There are a lot of plants that do grow and produce well here in lovely zone 8 therefore, I try to focus on them. If I could get maple syrup and cherries, I wouldn’t be able to grow almonds and okra. Similarly, if I could grow citrus, I wouldn’t be able to grow other yummy things. There will always be something that you wish you could grow but can’t based on where you live. But there will also always be something you can grow.
What are some things you wish you could grow but can’t?
We have a major infestation of mosquitoes in our garden. I mean major. While harvesting for 10 minutes, I probably killed about 20 mosquitoes trying to get at me. I itch just thinking about it. It is supposed to be really bad this year, probably because we have had so much rain, but this is ridiculous.Usually I spray on a bit of our homemade bug repellant, which does help, but there are a few problems with this method of dealing with the problem. One, I (obviously) forget sometimes, and two, I would rather have multiple levels of protection.
I have heard tell of using plants such as citronella and marigold planted near where you will be outside. Has anyone tried these plants with any success or have any other ideas of ways to keep the mosquitoes away? Thanks!
**Warning, this post contains images of tomato carnage, if you are squeamish, look away.**
We’ve had a lot of rain this year. Very strange for normally drought ridden Georgia. I thought this was good since I didn’t have to water the garden very often. What my lazy self didn’t realize is that too much rain is really bad for tomatoes. We’ve lost a ton to splits, had almost all of the plants (and cages) knocked down in heave storms, and I think we have leaf blight killing the plants. We’ve started picking any with a tinge of red and started preserving them thinking they won’t last very long in the garden.
*sigh* At least I’ve learned a lot of what not to do next year.
I’ve been having quite a battle with the grass that has been growing where I now have my garden. Now that’s a weed! I figured I should prepare the space for my winter garden a little better. So today, I put down a layer of cardboard boxes to start to kill the grass now. Some people use black plastic that you can buy in the store, but I didn’t want to use plastic plus we had these boxes left over from our recent move.
What are you doing to prepare for winter gardening now?
I didn’t get any blueberry bushes in my yard this year. I kept meaning to get some started since they take a few years to start producing berries, but I never bought them. I guess I knew I would still get berries even without my own plants. My grandmother and my parents both have huge blueberry forests at their houses and more berries than they can eat themselves. The minion and I picked some berries at my parents house today. There aren’t too many yet, but they’re starting to ripen. Then my mom made blueberry muffins, yum!

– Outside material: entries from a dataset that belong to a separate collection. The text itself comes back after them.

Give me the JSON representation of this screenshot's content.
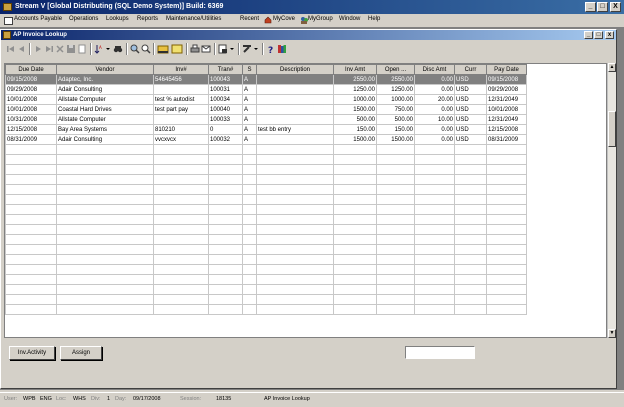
{
  "window": {
    "title": "Stream V [Global Distributing (SQL Demo System)] Build: 6369",
    "min": "_",
    "max": "□",
    "close": "X"
  },
  "menu": {
    "items": [
      "Accounts Payable",
      "Operations",
      "Lookups",
      "Reports",
      "Maintenance/Utilities"
    ],
    "right_items": [
      "Recent",
      "MyCove",
      "MyGroup",
      "Window",
      "Help"
    ]
  },
  "child_window": {
    "title": "AP Invoice Lookup",
    "min": "_",
    "max": "□",
    "close": "x"
  },
  "grid": {
    "columns": [
      "Due Date",
      "Vendor",
      "Inv#",
      "Tran#",
      "S",
      "Description",
      "Inv Amt",
      "Open ...",
      "Disc Amt",
      "Curr",
      "Pay Date"
    ],
    "rows": [
      [
        "09/15/2008",
        "Adaptec, Inc.",
        "54645456",
        "100043",
        "A",
        "",
        "2550.00",
        "2550.00",
        "0.00",
        "USD",
        "09/15/2008"
      ],
      [
        "09/29/2008",
        "Adair Consulting",
        "",
        "100031",
        "A",
        "",
        "1250.00",
        "1250.00",
        "0.00",
        "USD",
        "09/29/2008"
      ],
      [
        "10/01/2008",
        "Allstate Computer",
        "test % autodist",
        "100034",
        "A",
        "",
        "1000.00",
        "1000.00",
        "20.00",
        "USD",
        "12/31/2049"
      ],
      [
        "10/01/2008",
        "Coastal Hard Drives",
        "test part pay",
        "100040",
        "A",
        "",
        "1500.00",
        "750.00",
        "0.00",
        "USD",
        "10/01/2008"
      ],
      [
        "10/31/2008",
        "Allstate Computer",
        "",
        "100033",
        "A",
        "",
        "500.00",
        "500.00",
        "10.00",
        "USD",
        "12/31/2049"
      ],
      [
        "12/15/2008",
        "Bay Area Systems",
        "810210",
        "0",
        "A",
        "test bb entry",
        "150.00",
        "150.00",
        "0.00",
        "USD",
        "12/15/2008"
      ],
      [
        "08/31/2009",
        "Adair Consulting",
        "vvcxvcx",
        "100032",
        "A",
        "",
        "1500.00",
        "1500.00",
        "0.00",
        "USD",
        "08/31/2009"
      ]
    ],
    "selected_row": 0
  },
  "buttons": {
    "inv_activity": "Inv.Activity",
    "assign": "Assign"
  },
  "status": {
    "user_label": "User:",
    "user": "WPB",
    "lang_label": "",
    "lang": "ENG",
    "loc_label": "Loc:",
    "loc": "WHS",
    "div_label": "Div:",
    "div": "1",
    "day_label": "Day:",
    "day": "09/17/2008",
    "session_label": "Session:",
    "session": "18135",
    "screen": "AP Invoice Lookup"
  },
  "colors": {
    "title_bar": "#0a246a",
    "selected_row": "#808080",
    "window_bg": "#d4d0c8"
  }
}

By the way, the only way to pick blueberries, or any other type of berries, is in whimsical baskets. Plastic cups or bags just don’t have the whimsy factor.
Is that using exponents? Anyways, I posted before about trying to get new tomato plants out of some branches I had pruned from my existing plants. I thought the one I just stuck into the ground wouldn’t take, but it seems that it did.
I had also started a branch in a jar of water waiting for it to sprout roots before planting it, and after about a week, it has sprouted roots.
So I planted it in the ground and gave it a good watering. Here it is:
Hopefully all these transplants will keep us in fresh tomatoes for a while!